▶ _Data for this exercise_:

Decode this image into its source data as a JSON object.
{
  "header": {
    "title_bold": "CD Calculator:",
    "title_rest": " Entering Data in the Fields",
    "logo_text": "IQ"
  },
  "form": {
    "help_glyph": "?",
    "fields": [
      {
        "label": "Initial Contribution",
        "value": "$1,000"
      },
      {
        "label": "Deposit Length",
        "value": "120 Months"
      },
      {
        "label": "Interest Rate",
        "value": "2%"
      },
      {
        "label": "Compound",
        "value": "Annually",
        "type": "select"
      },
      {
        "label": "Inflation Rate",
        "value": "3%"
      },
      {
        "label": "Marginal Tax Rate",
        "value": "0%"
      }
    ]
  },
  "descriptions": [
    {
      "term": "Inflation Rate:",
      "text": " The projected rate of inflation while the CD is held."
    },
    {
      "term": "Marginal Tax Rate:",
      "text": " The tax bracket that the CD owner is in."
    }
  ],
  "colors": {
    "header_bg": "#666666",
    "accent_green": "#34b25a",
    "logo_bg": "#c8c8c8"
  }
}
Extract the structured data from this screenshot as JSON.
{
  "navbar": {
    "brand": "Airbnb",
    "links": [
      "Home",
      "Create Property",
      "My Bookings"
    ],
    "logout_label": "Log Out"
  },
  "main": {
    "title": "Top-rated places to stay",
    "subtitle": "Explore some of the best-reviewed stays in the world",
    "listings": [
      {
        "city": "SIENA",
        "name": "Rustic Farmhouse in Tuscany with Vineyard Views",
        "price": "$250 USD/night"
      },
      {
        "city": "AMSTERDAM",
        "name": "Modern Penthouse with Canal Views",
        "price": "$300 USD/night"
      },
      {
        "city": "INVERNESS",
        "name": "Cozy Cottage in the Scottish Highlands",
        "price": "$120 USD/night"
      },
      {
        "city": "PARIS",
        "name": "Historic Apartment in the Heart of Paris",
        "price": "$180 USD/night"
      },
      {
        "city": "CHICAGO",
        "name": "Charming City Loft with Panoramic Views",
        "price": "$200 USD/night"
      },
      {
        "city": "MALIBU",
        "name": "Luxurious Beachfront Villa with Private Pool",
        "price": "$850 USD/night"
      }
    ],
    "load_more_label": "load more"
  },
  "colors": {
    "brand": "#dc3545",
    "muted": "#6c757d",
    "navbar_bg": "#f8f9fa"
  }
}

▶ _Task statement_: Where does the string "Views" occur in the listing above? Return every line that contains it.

▶ _Output of the exercise_:
        "name": "Rustic Farmhouse in Tuscany with Vineyard Views",
        "name": "Modern Penthouse with Canal Views",
        "name": "Charming City Loft with Panoramic Views",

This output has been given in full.